Data extract:
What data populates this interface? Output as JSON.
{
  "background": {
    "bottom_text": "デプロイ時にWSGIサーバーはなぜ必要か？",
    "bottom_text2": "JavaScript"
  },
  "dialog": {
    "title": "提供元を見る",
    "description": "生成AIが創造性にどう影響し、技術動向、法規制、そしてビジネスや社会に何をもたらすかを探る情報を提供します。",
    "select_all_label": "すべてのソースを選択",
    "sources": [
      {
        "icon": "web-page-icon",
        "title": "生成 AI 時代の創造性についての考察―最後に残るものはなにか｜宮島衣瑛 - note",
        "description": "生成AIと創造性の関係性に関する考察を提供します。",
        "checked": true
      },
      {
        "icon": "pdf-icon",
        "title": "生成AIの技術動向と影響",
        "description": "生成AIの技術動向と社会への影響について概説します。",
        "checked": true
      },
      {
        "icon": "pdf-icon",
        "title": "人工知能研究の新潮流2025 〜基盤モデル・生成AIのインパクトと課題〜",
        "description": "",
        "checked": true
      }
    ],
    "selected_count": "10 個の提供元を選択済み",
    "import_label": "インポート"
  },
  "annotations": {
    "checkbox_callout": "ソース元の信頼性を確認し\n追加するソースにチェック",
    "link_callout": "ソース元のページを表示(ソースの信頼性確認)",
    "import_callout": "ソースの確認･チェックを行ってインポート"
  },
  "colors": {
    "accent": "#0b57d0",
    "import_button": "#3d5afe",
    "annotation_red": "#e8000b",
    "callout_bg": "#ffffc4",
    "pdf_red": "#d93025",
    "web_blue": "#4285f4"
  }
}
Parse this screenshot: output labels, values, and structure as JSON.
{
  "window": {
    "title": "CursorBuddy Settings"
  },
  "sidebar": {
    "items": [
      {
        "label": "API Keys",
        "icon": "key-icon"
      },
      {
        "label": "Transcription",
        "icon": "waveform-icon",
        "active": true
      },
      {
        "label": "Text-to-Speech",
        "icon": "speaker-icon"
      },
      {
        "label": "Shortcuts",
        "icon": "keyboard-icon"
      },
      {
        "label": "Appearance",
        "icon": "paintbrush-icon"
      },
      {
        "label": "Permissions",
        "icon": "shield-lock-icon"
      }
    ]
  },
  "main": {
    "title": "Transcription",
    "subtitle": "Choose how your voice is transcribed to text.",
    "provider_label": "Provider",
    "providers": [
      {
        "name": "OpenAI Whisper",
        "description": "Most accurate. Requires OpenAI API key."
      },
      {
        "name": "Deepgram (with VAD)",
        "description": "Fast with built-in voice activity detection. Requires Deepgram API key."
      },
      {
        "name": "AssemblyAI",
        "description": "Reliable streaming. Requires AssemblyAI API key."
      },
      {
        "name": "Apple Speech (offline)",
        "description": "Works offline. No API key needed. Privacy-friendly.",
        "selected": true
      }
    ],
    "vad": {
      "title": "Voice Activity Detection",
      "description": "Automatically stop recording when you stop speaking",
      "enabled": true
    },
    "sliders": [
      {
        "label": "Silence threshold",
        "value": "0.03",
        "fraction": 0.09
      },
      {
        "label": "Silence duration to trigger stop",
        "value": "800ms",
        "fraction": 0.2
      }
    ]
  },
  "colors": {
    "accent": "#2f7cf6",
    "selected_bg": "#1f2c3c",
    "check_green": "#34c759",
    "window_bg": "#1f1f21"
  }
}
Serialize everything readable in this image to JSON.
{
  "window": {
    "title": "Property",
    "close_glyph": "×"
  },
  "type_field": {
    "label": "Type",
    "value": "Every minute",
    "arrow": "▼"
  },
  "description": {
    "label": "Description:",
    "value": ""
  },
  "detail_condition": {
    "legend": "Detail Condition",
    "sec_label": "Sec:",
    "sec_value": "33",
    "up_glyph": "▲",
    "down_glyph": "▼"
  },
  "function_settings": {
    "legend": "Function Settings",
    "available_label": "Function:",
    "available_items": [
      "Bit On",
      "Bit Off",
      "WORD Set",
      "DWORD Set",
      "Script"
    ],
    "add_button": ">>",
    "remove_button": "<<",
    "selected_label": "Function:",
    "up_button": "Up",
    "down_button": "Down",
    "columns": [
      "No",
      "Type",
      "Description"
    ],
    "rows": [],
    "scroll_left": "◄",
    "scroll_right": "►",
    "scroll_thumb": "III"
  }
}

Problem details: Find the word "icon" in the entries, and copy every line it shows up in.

Output:
        "icon": "web-page-icon",
        "icon": "pdf-icon",
        "icon": "pdf-icon",
        "icon": "key-icon"
        "icon": "waveform-icon",
        "icon": "speaker-icon"
        "icon": "keyboard-icon"
        "icon": "paintbrush-icon"
        "icon": "shield-lock-icon"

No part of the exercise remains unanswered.